| EXERCISE |
As you restate the entries, keep every word intact and leave out whatever images they hold.

| SOURCE MATERIAL |

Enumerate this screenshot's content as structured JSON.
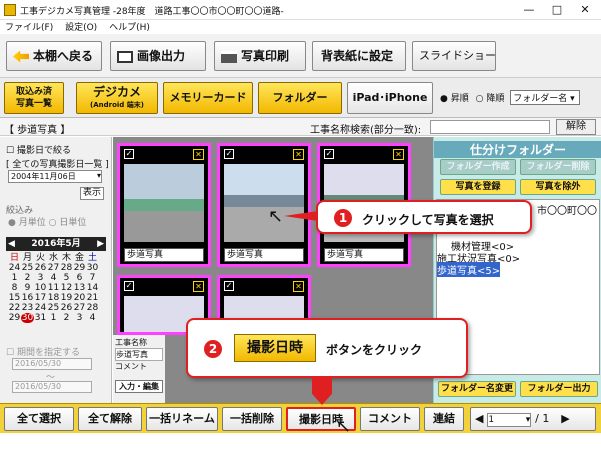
{
  "window": {
    "title": "工事デジカメ写真管理 -28年度　道路工事〇〇市〇〇町〇〇道路-",
    "minimize": "—",
    "maximize": "□",
    "close": "✕"
  },
  "menu": [
    "ファイル(F)",
    "設定(O)",
    "ヘルプ(H)"
  ],
  "toolbar1": {
    "back": "本棚へ戻る",
    "image_out": "画像出力",
    "photo_print": "写真印刷",
    "wallpaper": "背表紙に設定",
    "slideshow": "スライドショー"
  },
  "toolbar2": {
    "imported_1": "取込み済",
    "imported_2": "写真一覧",
    "digicam": "デジカメ",
    "digicam_sub": "(Android 端末)",
    "memory_card": "メモリーカード",
    "folder": "フォルダー",
    "ipad": "iPad･iPhone"
  },
  "sort": {
    "asc": "昇順",
    "desc": "降順",
    "field": "フォルダー名"
  },
  "project": {
    "folder_label": "【 歩道写真 】",
    "search_label": "工事名称検索(部分一致):",
    "search_value": "",
    "clear": "解除"
  },
  "left": {
    "shoot_date_filter": "撮影日で絞る",
    "all_dates": "[ 全ての写真撮影日一覧 ]",
    "date_value": "2004年11月06日",
    "show": "表示",
    "narrow": "絞込み",
    "month_unit": "月単位",
    "day_unit": "日単位",
    "month_title": "2016年5月",
    "weekdays": [
      "日",
      "月",
      "火",
      "水",
      "木",
      "金",
      "土"
    ],
    "weeks": [
      [
        "24",
        "25",
        "26",
        "27",
        "28",
        "29",
        "30"
      ],
      [
        "1",
        "2",
        "3",
        "4",
        "5",
        "6",
        "7"
      ],
      [
        "8",
        "9",
        "10",
        "11",
        "12",
        "13",
        "14"
      ],
      [
        "15",
        "16",
        "17",
        "18",
        "19",
        "20",
        "21"
      ],
      [
        "22",
        "23",
        "24",
        "25",
        "26",
        "27",
        "28"
      ],
      [
        "29",
        "30",
        "31",
        "1",
        "2",
        "3",
        "4"
      ]
    ],
    "period": "期間を指定する",
    "from": "2016/05/30",
    "wave": "〜",
    "to": "2016/05/30"
  },
  "photos": [
    {
      "label": "歩道写真"
    },
    {
      "label": "歩道写真"
    },
    {
      "label": "歩道写真"
    },
    {
      "label": ""
    },
    {
      "label": ""
    }
  ],
  "detail": {
    "name_label": "工事名称",
    "name_value": "歩道写真",
    "comment_label": "コメント",
    "edit": "入力・編集"
  },
  "right": {
    "title": "仕分けフォルダー",
    "create": "フォルダー作成",
    "delete": "フォルダー削除",
    "register": "写真を登録",
    "remove": "写真を除外",
    "tree_top": "市〇〇町〇〇",
    "tree_1": "機材管理<0>",
    "tree_2": "施工状況写真<0>",
    "tree_3": "歩道写真<5>",
    "rename": "フォルダー名変更",
    "output": "フォルダー出力"
  },
  "bottom": {
    "select_all": "全て選択",
    "deselect_all": "全て解除",
    "rename_all": "一括リネーム",
    "delete_all": "一括削除",
    "shoot_date": "撮影日時",
    "comment": "コメント",
    "join": "連結",
    "page": "1",
    "total": "/ 1"
  },
  "callouts": {
    "c1_num": "1",
    "c1_text": "クリックして写真を選択",
    "c2_num": "2",
    "c2_key": "撮影日時",
    "c2_text": "ボタンをクリック"
  },
  "colors": {
    "accent_red": "#e02020",
    "yellow": "#f2d23a",
    "magenta": "#ff40ff",
    "panel_teal": "#c9ebe7"
  }
}
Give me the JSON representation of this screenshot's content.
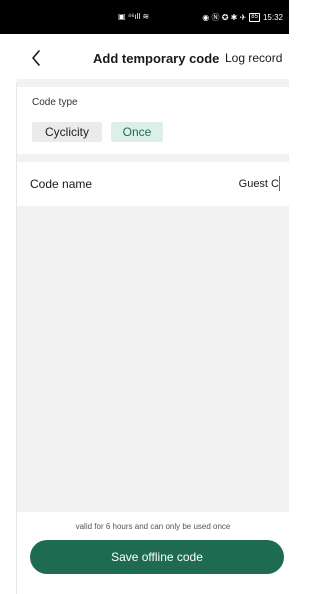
{
  "status_bar": {
    "left_icons": [
      "sim-icon",
      "signal-icon",
      "wifi-icon"
    ],
    "left_text": "▣ ⁴⁶ıll ≋",
    "right_text": "◉ Ⓝ ✪ ✱ ✈",
    "battery": "85",
    "time": "15:32"
  },
  "header": {
    "title": "Add temporary code",
    "log_link": "Log record"
  },
  "code_type": {
    "label": "Code type",
    "options": [
      "Cyclicity",
      "Once"
    ],
    "selected": "Once"
  },
  "code_name": {
    "label": "Code name",
    "value": "Guest C"
  },
  "footer": {
    "hint": "valid for 6 hours and can only be used once",
    "save_label": "Save offline code"
  },
  "colors": {
    "accent": "#1e6b52",
    "chip_selected_bg": "#dcefe8",
    "chip_bg": "#ebebeb",
    "cursor": "#e0312c"
  }
}
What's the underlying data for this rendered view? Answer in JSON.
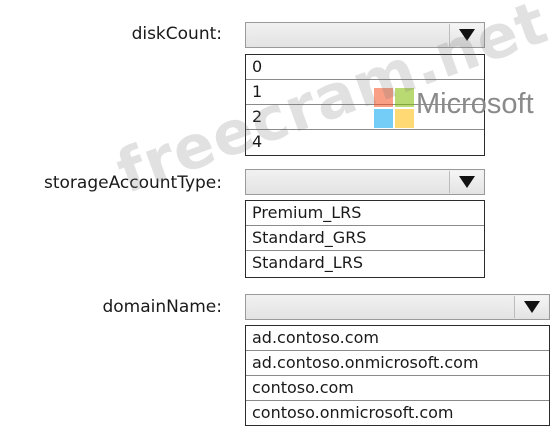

| EXERCISE RESULT |
Enumerate this screenshot's content as structured JSON.
{
  "window": {
    "title": "工事デジカメ写真管理 -28年度　道路工事〇〇市〇〇町〇〇道路-",
    "minimize": "—",
    "maximize": "□",
    "close": "✕"
  },
  "menu": [
    "ファイル(F)",
    "設定(O)",
    "ヘルプ(H)"
  ],
  "toolbar1": {
    "back": "本棚へ戻る",
    "image_out": "画像出力",
    "photo_print": "写真印刷",
    "wallpaper": "背表紙に設定",
    "slideshow": "スライドショー"
  },
  "toolbar2": {
    "imported_1": "取込み済",
    "imported_2": "写真一覧",
    "digicam": "デジカメ",
    "digicam_sub": "(Android 端末)",
    "memory_card": "メモリーカード",
    "folder": "フォルダー",
    "ipad": "iPad･iPhone"
  },
  "sort": {
    "asc": "昇順",
    "desc": "降順",
    "field": "フォルダー名"
  },
  "project": {
    "folder_label": "【 歩道写真 】",
    "search_label": "工事名称検索(部分一致):",
    "search_value": "",
    "clear": "解除"
  },
  "left": {
    "shoot_date_filter": "撮影日で絞る",
    "all_dates": "[ 全ての写真撮影日一覧 ]",
    "date_value": "2004年11月06日",
    "show": "表示",
    "narrow": "絞込み",
    "month_unit": "月単位",
    "day_unit": "日単位",
    "month_title": "2016年5月",
    "weekdays": [
      "日",
      "月",
      "火",
      "水",
      "木",
      "金",
      "土"
    ],
    "weeks": [
      [
        "24",
        "25",
        "26",
        "27",
        "28",
        "29",
        "30"
      ],
      [
        "1",
        "2",
        "3",
        "4",
        "5",
        "6",
        "7"
      ],
      [
        "8",
        "9",
        "10",
        "11",
        "12",
        "13",
        "14"
      ],
      [
        "15",
        "16",
        "17",
        "18",
        "19",
        "20",
        "21"
      ],
      [
        "22",
        "23",
        "24",
        "25",
        "26",
        "27",
        "28"
      ],
      [
        "29",
        "30",
        "31",
        "1",
        "2",
        "3",
        "4"
      ]
    ],
    "period": "期間を指定する",
    "from": "2016/05/30",
    "wave": "〜",
    "to": "2016/05/30"
  },
  "photos": [
    {
      "label": "歩道写真"
    },
    {
      "label": "歩道写真"
    },
    {
      "label": "歩道写真"
    },
    {
      "label": ""
    },
    {
      "label": ""
    }
  ],
  "detail": {
    "name_label": "工事名称",
    "name_value": "歩道写真",
    "comment_label": "コメント",
    "edit": "入力・編集"
  },
  "right": {
    "title": "仕分けフォルダー",
    "create": "フォルダー作成",
    "delete": "フォルダー削除",
    "register": "写真を登録",
    "remove": "写真を除外",
    "tree_top": "市〇〇町〇〇",
    "tree_1": "機材管理<0>",
    "tree_2": "施工状況写真<0>",
    "tree_3": "歩道写真<5>",
    "rename": "フォルダー名変更",
    "output": "フォルダー出力"
  },
  "bottom": {
    "select_all": "全て選択",
    "deselect_all": "全て解除",
    "rename_all": "一括リネーム",
    "delete_all": "一括削除",
    "shoot_date": "撮影日時",
    "comment": "コメント",
    "join": "連結",
    "page": "1",
    "total": "/ 1"
  },
  "callouts": {
    "c1_num": "1",
    "c1_text": "クリックして写真を選択",
    "c2_num": "2",
    "c2_key": "撮影日時",
    "c2_text": "ボタンをクリック"
  },
  "colors": {
    "accent_red": "#e02020",
    "yellow": "#f2d23a",
    "magenta": "#ff40ff",
    "panel_teal": "#c9ebe7"
  }
}
Give me the JSON representation of this screenshot's content.
{
  "status_bar": {
    "left_icons": [
      "sim-icon",
      "signal-icon",
      "wifi-icon"
    ],
    "left_text": "▣ ⁴⁶ıll ≋",
    "right_text": "◉ Ⓝ ✪ ✱ ✈",
    "battery": "85",
    "time": "15:32"
  },
  "header": {
    "title": "Add temporary code",
    "log_link": "Log record"
  },
  "code_type": {
    "label": "Code type",
    "options": [
      "Cyclicity",
      "Once"
    ],
    "selected": "Once"
  },
  "code_name": {
    "label": "Code name",
    "value": "Guest C"
  },
  "footer": {
    "hint": "valid for 6 hours and can only be used once",
    "save_label": "Save offline code"
  },
  "colors": {
    "accent": "#1e6b52",
    "chip_selected_bg": "#dcefe8",
    "chip_bg": "#ebebeb",
    "cursor": "#e0312c"
  }
}
What's the underlying data for this rendered view? Answer in JSON.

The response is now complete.